[GIVEN ENTRIES]

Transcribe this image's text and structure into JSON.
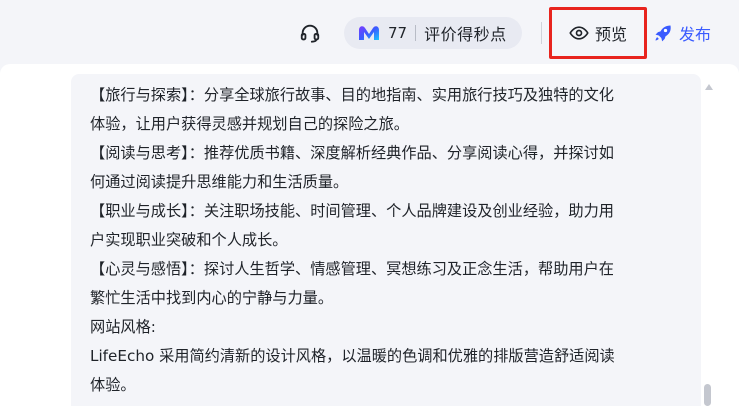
{
  "toolbar": {
    "support_icon": "headset-icon",
    "points": {
      "logo_icon": "brand-m-logo-icon",
      "count": "77",
      "label": "评价得秒点"
    },
    "preview": {
      "icon": "eye-icon",
      "label": "预览"
    },
    "publish": {
      "icon": "rocket-icon",
      "label": "发布",
      "color": "#3a5bff"
    },
    "highlight_color": "#e8241e"
  },
  "content": {
    "lines": [
      "【旅行与探索】：分享全球旅行故事、目的地指南、实用旅行技巧及独特的文化",
      "体验，让用户获得灵感并规划自己的探险之旅。",
      "【阅读与思考】：推荐优质书籍、深度解析经典作品、分享阅读心得，并探讨如",
      "何通过阅读提升思维能力和生活质量。",
      "【职业与成长】：关注职场技能、时间管理、个人品牌建设及创业经验，助力用",
      "户实现职业突破和个人成长。",
      "【心灵与感悟】：探讨人生哲学、情感管理、冥想练习及正念生活，帮助用户在",
      "繁忙生活中找到内心的宁静与力量。",
      "网站风格:",
      "LifeEcho 采用简约清新的设计风格，以温暖的色调和优雅的排版营造舒适阅读",
      "体验。"
    ]
  }
}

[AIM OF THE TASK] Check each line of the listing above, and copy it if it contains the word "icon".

[ANSWER TO THIS EXERCISE]
    "support_icon": "headset-icon",
      "logo_icon": "brand-m-logo-icon",
      "icon": "eye-icon",
      "icon": "rocket-icon",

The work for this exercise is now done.